| YOUR ASSIGNMENT |
Some lines in the material below hold the word "content". Copy all of them.

| RECORDED INFORMATION |
━━━━━━

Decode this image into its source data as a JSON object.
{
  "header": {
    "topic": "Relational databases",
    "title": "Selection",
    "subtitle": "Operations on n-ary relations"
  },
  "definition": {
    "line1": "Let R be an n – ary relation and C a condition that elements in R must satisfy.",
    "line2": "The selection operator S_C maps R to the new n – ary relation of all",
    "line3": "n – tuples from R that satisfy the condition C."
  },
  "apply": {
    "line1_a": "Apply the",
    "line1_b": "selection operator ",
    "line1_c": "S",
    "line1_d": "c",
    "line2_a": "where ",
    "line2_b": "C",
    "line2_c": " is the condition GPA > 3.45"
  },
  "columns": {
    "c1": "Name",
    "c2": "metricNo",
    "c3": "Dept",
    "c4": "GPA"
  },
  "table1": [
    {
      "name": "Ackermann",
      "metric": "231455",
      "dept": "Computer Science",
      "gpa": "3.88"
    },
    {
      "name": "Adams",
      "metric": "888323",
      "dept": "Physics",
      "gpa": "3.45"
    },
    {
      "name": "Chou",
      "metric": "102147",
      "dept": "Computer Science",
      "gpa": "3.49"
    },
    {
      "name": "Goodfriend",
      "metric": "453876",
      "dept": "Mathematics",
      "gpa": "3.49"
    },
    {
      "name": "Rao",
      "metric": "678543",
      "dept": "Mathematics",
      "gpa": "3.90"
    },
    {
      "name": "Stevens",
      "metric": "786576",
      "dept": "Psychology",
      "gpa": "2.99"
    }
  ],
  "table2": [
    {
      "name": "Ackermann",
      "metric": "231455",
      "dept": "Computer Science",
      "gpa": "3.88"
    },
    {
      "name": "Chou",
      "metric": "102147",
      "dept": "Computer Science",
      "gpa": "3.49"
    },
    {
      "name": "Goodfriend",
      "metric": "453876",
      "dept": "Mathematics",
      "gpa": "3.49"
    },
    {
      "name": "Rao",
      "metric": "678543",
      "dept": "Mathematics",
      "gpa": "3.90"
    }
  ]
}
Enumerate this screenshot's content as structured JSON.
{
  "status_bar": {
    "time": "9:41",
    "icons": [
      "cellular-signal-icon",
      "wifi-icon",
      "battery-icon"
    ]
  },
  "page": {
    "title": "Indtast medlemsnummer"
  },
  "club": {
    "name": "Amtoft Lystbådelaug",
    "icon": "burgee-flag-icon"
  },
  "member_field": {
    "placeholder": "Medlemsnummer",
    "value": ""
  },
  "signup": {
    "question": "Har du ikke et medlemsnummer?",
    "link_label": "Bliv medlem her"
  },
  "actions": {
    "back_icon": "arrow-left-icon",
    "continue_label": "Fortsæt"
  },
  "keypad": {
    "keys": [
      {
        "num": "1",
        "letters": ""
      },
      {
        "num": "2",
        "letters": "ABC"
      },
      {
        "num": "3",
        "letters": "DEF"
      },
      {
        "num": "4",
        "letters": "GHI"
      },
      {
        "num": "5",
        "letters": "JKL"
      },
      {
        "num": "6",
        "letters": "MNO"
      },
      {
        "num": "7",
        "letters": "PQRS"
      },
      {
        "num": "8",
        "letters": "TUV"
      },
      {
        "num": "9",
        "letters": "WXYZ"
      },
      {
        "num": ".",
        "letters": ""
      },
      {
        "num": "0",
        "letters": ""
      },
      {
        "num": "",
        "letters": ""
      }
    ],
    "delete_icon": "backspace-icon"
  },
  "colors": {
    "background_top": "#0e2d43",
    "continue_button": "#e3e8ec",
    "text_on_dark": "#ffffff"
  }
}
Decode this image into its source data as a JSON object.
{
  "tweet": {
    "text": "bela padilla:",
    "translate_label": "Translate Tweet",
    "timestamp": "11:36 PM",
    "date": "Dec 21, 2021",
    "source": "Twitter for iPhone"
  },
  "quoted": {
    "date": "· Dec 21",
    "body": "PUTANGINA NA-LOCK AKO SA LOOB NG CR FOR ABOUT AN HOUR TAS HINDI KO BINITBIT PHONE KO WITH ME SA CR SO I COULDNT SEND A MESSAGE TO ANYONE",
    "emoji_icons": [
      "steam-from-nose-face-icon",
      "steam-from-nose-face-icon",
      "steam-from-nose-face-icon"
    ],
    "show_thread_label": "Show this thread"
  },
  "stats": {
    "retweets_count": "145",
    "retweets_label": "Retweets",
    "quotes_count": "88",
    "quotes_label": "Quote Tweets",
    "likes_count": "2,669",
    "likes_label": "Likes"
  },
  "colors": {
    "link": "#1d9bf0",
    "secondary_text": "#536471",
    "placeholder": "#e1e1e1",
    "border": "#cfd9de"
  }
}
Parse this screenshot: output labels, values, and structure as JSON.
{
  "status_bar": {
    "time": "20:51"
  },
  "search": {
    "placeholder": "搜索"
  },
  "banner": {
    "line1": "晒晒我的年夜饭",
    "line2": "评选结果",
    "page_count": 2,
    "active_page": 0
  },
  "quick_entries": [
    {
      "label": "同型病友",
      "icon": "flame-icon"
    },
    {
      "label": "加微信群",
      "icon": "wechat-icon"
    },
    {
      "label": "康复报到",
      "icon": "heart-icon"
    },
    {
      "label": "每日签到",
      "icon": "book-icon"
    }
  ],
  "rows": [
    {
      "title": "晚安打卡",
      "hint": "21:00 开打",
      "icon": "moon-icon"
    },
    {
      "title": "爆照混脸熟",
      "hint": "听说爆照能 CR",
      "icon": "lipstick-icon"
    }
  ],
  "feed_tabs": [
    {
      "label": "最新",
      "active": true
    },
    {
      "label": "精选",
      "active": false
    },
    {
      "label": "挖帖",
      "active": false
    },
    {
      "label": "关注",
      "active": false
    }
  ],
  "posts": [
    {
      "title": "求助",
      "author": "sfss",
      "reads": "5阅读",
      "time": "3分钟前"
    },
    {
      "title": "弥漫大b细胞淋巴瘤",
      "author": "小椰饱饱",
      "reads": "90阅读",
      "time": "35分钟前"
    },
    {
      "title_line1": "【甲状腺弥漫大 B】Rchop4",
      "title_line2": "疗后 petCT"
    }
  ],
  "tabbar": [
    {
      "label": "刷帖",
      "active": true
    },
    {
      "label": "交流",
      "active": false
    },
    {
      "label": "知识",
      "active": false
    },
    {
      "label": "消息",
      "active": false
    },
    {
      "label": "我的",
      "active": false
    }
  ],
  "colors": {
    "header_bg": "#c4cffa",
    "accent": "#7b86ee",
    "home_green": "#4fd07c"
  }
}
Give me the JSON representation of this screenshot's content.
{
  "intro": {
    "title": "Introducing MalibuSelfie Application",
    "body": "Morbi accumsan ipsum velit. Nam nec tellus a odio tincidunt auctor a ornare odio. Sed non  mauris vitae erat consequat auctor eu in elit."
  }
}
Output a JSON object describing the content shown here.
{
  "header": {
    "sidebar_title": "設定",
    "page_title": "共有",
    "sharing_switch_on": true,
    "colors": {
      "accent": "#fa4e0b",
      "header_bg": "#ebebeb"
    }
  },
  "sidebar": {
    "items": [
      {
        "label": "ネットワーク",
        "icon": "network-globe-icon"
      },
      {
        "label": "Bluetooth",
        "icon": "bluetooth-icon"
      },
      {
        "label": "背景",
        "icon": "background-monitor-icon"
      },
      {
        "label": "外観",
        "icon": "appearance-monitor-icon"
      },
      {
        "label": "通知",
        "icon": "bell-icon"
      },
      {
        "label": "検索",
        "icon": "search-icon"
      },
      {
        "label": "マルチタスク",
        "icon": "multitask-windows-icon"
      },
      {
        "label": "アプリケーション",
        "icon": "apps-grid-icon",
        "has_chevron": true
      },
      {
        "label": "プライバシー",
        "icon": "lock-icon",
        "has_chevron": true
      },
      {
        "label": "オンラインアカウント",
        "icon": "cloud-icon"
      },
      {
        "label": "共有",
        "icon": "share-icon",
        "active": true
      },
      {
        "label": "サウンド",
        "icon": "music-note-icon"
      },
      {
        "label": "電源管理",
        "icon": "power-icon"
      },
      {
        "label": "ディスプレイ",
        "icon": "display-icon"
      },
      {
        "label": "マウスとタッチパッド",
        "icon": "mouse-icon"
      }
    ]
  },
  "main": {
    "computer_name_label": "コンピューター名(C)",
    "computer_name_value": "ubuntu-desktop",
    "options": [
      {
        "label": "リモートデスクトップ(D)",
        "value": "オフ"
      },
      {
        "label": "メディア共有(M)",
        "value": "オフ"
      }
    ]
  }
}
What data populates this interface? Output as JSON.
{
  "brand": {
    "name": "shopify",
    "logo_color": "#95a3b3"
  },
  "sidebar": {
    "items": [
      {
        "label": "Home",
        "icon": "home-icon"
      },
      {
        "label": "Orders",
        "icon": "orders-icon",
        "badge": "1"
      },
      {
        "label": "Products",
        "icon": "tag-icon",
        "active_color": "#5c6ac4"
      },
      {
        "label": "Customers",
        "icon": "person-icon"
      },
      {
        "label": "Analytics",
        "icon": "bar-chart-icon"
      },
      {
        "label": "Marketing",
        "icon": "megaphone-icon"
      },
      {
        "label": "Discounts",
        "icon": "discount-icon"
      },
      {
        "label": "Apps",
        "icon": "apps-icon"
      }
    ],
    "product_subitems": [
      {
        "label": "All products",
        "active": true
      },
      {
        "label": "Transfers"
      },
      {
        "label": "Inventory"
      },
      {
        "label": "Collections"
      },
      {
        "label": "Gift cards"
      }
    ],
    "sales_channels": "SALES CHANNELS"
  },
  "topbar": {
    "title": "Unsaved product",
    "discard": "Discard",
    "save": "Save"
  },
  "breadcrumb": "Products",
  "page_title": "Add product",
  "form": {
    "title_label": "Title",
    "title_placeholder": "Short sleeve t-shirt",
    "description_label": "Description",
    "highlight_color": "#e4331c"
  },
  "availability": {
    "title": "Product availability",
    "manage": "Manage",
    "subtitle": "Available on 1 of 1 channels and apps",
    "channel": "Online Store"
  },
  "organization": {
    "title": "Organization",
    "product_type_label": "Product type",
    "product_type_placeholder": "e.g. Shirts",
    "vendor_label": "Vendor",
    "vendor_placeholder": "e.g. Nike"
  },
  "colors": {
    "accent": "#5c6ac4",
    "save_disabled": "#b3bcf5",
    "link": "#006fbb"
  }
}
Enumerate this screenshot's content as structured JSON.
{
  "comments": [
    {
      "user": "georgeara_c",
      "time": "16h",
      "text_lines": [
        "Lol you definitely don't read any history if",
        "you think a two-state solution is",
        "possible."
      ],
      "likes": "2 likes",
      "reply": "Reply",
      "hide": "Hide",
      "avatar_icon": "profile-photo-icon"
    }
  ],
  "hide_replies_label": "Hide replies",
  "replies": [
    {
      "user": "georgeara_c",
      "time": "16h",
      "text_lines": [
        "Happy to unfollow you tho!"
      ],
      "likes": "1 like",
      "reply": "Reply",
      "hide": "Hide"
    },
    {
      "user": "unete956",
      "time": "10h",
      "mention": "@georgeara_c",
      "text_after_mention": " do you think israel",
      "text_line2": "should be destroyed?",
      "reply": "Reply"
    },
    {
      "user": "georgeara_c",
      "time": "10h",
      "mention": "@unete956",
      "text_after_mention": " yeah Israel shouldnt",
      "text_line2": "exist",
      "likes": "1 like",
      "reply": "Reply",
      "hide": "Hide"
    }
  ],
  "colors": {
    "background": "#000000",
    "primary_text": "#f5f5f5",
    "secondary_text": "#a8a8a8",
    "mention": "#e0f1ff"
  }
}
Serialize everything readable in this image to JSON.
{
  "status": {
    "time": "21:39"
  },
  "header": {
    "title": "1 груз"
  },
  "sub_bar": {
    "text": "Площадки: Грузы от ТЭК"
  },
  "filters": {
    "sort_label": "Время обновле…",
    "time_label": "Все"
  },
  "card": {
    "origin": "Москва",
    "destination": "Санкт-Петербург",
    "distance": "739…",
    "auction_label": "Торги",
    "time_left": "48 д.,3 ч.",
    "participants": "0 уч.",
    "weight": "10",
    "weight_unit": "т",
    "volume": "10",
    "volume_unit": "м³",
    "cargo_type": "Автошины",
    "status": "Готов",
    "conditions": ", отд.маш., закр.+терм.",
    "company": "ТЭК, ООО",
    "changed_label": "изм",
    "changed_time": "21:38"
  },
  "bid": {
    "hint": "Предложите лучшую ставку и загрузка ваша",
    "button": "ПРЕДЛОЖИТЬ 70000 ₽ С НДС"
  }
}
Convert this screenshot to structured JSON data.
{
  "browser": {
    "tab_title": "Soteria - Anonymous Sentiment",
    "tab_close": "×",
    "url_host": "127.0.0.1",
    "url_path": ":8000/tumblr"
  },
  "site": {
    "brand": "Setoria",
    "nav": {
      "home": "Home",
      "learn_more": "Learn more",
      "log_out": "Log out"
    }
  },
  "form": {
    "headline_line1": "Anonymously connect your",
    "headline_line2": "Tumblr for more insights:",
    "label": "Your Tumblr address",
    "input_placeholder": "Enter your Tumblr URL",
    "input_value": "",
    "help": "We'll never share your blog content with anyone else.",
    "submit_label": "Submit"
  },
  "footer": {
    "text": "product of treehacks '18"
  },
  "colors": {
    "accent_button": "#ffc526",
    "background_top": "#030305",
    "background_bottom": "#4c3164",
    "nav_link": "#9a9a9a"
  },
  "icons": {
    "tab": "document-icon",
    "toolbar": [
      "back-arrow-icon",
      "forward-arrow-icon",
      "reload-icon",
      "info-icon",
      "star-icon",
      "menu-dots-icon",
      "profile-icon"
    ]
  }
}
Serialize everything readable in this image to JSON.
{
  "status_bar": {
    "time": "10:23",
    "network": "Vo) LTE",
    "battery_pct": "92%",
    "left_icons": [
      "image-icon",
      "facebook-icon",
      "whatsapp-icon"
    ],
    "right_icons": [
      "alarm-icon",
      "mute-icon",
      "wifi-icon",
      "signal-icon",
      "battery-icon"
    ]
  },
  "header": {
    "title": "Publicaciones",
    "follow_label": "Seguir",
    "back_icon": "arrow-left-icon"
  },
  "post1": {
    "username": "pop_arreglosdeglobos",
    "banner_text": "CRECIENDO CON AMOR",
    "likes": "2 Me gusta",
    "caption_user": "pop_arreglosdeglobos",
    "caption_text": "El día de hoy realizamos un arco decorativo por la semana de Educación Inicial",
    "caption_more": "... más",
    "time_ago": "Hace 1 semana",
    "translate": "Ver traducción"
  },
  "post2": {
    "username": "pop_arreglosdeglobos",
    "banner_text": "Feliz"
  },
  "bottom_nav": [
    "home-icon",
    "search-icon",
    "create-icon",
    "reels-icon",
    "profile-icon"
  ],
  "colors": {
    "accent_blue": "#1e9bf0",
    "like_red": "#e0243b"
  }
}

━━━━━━

| THE COMPLETED TASK |
Enumerate this screenshot's content as structured JSON.
Give me the JSON representation of this screenshot's content.
Output a JSON object describing the content shown here.
Enumerate this screenshot's content as structured JSON.
    "help": "We'll never share your blog content with anyone else.",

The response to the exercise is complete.